3. Add mushrooms; saute until dry and light brown, 1 to 2 minutes.

4. Off heat, pour in brandy. Carefully light it with a match. Place pan back over heat; stir until flames go out.

5. Add brown sauce (recipe below), bring to a boil, then reduce heat and simmer, 5 minutes.

6. While sauce simmers, whisk together in a bowl the sour cream, heavy cream and mustard. Remove skillet from heat; whisk in sour cream mixture along with any accumulated juices from the meat.

7. Return pan to medium heat; bring sauce back to a simmer. Stir in cooked meat; reheat, about 1 minute. Stir in half the dill and parsley; season to taste with salt and pepper. Serve immediately over egg pasta, garnished with remaining dill and parsley.

Serves 4

Brown sauce


1½ tbsp butter

½ small onion, diced

¼ carrot, peeled, diced

¼ stick celery, diced

3 tsp tomato paste

scant 2 tbsp flour

2 ½ cups beef broth

1 bay leaf

¼ tsp dried thyme

4 sprigs parsley

salt and pepper as needed


1. Melt butter in a small saucepan over medium high heat. When foam subsides, add onion, carrot and celery; cook, stirring, until lightly browned, 2 to 3 minutes.

2. Add tomato paste; cook, stirring, another minute.

3. Stir in flour; cook, stirring, until combined, about 30 seconds.

4. Whisk in beef broth, scraping bottom of pan to get up any stuck flour. Add bay leaf, thyme and parsley; bring to a boil, reduce heat and simmer, 20 minutes.
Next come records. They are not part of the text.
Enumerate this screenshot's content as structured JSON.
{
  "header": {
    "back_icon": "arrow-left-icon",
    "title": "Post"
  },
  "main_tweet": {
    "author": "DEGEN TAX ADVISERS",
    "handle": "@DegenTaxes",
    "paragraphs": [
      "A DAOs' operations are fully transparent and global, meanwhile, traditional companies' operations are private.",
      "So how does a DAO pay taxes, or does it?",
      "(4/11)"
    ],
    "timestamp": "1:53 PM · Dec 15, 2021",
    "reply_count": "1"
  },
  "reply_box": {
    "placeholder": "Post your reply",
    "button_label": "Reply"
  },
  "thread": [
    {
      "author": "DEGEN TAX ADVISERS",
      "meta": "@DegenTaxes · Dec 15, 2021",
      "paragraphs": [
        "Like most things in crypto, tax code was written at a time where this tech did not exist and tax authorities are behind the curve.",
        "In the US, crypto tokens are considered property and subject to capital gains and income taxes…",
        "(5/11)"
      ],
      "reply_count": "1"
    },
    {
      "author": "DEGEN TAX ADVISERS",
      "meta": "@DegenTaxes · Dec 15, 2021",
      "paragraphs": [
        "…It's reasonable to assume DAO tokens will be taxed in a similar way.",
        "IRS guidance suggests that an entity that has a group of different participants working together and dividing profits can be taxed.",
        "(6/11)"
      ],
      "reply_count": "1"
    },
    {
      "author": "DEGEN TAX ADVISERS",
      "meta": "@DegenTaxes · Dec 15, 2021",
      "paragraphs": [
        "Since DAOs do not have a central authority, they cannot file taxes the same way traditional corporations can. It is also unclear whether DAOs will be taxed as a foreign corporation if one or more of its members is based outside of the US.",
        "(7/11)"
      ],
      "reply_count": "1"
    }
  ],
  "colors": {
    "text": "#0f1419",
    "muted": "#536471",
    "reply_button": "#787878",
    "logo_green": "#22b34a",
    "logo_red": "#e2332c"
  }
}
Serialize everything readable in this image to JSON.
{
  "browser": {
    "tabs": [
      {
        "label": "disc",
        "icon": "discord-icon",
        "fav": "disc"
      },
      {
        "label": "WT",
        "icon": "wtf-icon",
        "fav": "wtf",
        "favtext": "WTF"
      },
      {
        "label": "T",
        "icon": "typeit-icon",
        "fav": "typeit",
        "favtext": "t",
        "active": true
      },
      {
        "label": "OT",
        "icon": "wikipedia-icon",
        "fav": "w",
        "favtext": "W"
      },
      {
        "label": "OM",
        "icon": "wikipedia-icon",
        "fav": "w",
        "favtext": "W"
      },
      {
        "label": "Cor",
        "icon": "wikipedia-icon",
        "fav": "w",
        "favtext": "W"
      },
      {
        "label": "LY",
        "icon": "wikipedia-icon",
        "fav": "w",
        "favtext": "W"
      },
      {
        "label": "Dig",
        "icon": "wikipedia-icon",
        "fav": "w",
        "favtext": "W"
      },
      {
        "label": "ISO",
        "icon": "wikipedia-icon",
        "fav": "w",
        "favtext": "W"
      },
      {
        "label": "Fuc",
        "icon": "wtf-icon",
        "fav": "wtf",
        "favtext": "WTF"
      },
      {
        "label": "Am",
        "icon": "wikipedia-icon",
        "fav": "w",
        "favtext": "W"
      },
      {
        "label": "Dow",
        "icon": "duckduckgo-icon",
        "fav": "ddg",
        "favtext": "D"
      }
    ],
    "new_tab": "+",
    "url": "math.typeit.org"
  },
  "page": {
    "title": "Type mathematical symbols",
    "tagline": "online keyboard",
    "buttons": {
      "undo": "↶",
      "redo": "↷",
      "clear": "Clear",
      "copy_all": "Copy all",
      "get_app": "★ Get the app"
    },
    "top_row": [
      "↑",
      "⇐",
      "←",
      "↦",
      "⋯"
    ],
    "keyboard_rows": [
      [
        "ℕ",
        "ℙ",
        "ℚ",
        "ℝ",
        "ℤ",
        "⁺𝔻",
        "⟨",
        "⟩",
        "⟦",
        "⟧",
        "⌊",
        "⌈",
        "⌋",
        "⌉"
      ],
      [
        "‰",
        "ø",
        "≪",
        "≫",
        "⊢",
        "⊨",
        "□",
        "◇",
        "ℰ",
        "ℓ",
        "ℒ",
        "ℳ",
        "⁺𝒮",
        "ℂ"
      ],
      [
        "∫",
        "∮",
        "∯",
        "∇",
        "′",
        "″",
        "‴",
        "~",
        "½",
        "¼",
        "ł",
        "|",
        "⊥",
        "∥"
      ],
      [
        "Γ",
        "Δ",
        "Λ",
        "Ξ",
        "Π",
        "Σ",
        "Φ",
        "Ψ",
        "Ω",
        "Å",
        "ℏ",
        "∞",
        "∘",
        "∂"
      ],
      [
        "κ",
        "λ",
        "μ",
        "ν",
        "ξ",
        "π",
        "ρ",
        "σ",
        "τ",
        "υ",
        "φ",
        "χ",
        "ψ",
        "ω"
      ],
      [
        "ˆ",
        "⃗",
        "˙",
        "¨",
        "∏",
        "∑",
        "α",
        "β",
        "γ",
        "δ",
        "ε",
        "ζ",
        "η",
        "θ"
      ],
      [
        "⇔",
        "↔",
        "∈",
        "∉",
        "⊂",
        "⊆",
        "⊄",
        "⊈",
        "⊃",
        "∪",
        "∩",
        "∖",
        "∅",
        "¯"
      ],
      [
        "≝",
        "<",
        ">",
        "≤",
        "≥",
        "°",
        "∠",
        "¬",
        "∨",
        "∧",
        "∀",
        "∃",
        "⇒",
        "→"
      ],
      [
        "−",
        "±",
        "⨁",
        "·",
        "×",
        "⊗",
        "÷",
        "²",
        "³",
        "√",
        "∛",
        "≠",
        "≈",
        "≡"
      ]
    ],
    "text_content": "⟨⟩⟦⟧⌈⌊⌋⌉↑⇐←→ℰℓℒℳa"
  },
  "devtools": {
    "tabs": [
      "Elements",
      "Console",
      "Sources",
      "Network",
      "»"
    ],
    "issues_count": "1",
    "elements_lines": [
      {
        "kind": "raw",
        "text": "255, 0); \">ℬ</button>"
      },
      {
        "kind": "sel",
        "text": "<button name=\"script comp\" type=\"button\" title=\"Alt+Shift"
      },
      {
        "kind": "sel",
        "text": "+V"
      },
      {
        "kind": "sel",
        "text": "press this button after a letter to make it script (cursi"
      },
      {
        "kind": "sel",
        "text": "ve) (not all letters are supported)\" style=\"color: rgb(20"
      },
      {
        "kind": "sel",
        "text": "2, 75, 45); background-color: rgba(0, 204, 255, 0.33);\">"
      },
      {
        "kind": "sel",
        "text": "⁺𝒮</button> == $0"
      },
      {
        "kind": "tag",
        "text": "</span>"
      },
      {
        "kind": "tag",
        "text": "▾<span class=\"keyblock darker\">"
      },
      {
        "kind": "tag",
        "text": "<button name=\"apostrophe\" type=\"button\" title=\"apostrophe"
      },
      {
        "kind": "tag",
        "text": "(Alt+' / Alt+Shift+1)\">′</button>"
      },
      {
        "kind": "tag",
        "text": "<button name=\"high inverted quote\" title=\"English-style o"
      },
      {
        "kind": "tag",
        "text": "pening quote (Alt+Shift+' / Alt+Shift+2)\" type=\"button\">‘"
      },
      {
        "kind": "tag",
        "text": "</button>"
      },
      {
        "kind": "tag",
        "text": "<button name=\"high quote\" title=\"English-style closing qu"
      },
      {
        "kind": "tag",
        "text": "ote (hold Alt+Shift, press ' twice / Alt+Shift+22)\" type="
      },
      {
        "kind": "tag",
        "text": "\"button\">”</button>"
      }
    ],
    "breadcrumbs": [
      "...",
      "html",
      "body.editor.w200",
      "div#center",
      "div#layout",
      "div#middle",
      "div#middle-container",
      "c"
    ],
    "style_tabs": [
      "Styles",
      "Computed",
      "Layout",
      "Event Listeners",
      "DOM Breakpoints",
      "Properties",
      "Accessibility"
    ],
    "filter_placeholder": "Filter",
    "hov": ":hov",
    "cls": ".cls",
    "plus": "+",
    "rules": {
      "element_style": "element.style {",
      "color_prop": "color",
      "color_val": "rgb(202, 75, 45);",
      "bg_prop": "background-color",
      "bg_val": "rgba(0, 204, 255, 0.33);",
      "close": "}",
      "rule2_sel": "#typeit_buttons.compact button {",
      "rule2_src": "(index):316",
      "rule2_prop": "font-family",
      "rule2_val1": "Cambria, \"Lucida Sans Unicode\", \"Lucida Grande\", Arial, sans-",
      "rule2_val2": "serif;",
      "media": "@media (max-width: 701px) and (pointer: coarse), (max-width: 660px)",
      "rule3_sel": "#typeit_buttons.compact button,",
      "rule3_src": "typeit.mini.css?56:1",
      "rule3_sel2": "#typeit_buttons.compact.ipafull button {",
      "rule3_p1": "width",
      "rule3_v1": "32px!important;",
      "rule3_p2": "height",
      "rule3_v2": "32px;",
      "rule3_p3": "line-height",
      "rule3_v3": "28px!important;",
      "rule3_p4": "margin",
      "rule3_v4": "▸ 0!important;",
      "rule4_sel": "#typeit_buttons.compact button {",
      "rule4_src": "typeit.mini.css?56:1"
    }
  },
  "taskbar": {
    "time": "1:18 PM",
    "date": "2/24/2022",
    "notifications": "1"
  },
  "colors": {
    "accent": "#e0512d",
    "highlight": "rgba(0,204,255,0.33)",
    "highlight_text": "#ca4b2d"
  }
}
Season to taste; strain, reserving liquid and discarding solids.

Makes 1½ to 2 cups

Chicago Tribune